Check the entries below and say how many lines include the word "name". No other text is wanted.

--------------------

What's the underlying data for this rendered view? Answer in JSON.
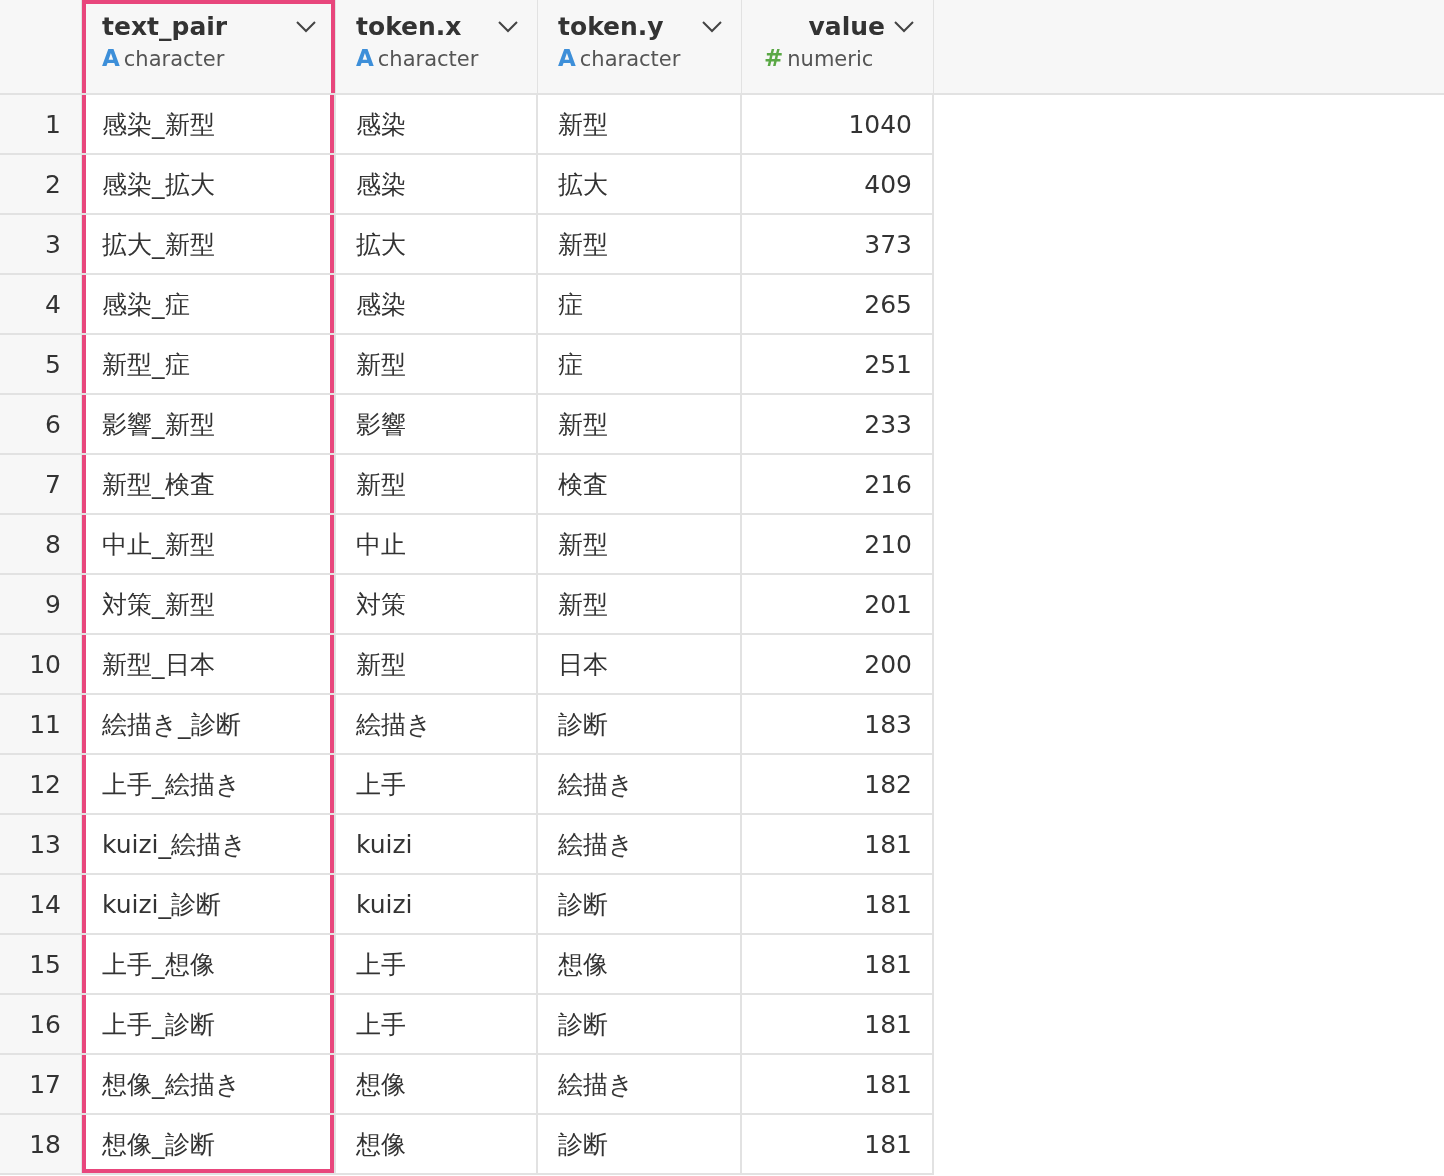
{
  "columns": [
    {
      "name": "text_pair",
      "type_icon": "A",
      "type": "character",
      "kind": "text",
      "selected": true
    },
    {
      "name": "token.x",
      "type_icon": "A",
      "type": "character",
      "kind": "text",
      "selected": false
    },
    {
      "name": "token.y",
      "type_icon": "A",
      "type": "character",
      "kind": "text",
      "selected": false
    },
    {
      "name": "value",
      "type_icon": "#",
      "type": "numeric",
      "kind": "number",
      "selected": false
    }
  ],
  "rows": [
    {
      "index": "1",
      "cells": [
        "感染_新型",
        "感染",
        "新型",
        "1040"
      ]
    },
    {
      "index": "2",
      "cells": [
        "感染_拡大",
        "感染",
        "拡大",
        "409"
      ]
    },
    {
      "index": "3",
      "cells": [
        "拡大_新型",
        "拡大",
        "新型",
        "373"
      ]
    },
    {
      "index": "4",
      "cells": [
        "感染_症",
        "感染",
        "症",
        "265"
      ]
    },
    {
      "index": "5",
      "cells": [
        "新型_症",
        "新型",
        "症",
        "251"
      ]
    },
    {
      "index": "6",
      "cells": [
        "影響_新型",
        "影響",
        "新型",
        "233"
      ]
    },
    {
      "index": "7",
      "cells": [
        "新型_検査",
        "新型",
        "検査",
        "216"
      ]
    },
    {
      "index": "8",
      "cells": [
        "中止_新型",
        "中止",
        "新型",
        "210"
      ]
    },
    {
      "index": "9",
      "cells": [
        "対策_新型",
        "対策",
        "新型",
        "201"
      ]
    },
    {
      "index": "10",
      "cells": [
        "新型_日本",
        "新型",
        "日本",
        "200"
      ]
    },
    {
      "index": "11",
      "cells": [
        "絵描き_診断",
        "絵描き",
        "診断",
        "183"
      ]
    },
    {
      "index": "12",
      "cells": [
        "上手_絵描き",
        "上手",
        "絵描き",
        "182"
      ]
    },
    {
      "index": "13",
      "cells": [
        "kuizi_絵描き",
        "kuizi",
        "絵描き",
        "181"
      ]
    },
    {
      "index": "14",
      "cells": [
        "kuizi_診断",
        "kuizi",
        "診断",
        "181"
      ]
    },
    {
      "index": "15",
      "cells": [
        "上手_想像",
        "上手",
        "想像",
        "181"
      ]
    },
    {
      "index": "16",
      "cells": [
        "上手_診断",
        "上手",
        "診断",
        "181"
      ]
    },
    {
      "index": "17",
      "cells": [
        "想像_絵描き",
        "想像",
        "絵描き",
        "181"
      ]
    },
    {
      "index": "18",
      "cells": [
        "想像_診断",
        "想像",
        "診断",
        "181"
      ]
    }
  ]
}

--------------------

## Result for this exercise
4